This is a dramatization of the particular futilities I deal with. Attempting to reconcile using a deeply compromised set of tools in a desperate attempt to reach out to others and enter into meaningful connections. The distance between that Norse boatbuilder and me is the distance between someone sure enough of that to which he has given his attention and effort, and someone who feels trapped into using what he knows to be made in bad faith to escape from a deadly condition. What we tend to ignore is that the way of life that respected ritual was lived in a closer entanglement between risk and danger. They were more likely to meet an untimely end than those of us privileged enough to be reading this. Yet they found the strength, while we find excuses…. This is part of the “play now, pay later” ethos of our day. We have seemingly avoided life’s arbitrary hazards only to ensure greater and more pervasive destruction will follow in our wakes. Like a soccer-mom keeping her kids “safe” in an SUV.

This connects back with our sense of futility. The dread of futility does not allow us to face our sacrifice of attention and effort with an open heart while we are caught in its grip. We can either flail away within complicity with all that we know to be in bad faith, or we can deny any connection and wallow in an unspecified malaise. What we cannot do is bring ourselves to believe in either choice and give our actions the weight of ritual. We crave this, hunger for the clear-conscience that would allow it, but we lack the standing, the sense that we have such a place of integrity on which to stand. In this we confront the lessons of ritual from the past, the example of those who came before. Our ridicule, as it always must, is there to hide our shame, even in the face of those berserker savages, a bunch of drunken Vikings, carving Ivy trellises on oaken planks.

Advertisements

One thought on “Notes On Ritual

Leave a Reply

Fill in your details below or click an icon to log in:

WordPress.com Logo

You are commenting using your WordPress.com account. Log Out / Change )

Twitter picture

You are commenting using your Twitter account. Log Out / Change )

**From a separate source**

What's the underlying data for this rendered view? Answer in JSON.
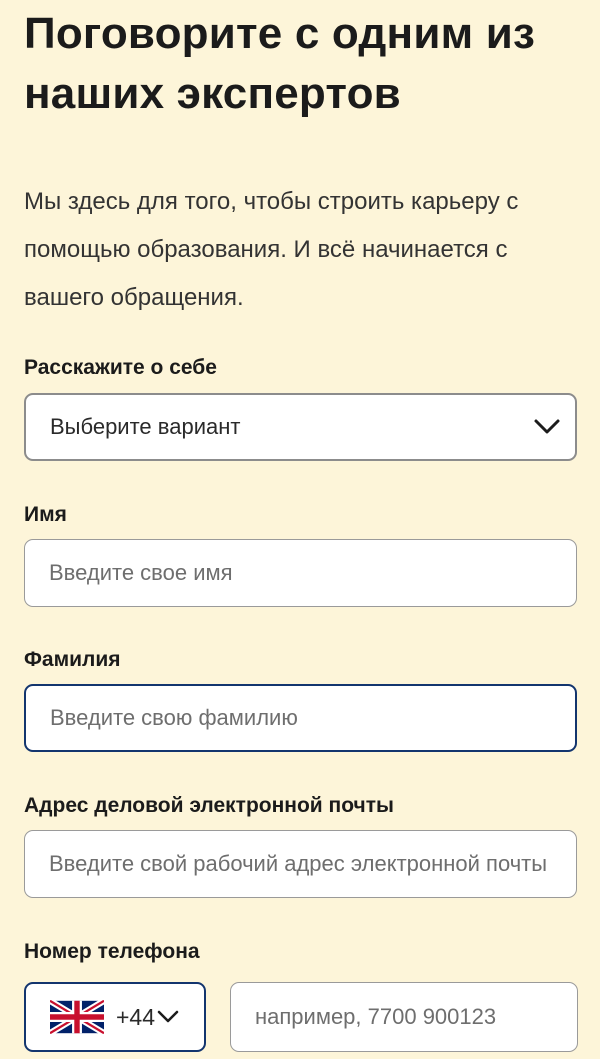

Facebook photo

You are commenting using your Facebook account. Log Out / Change )

Google+ photo

You are commenting using your Google+ account. Log Out / Change )

Connecting to %s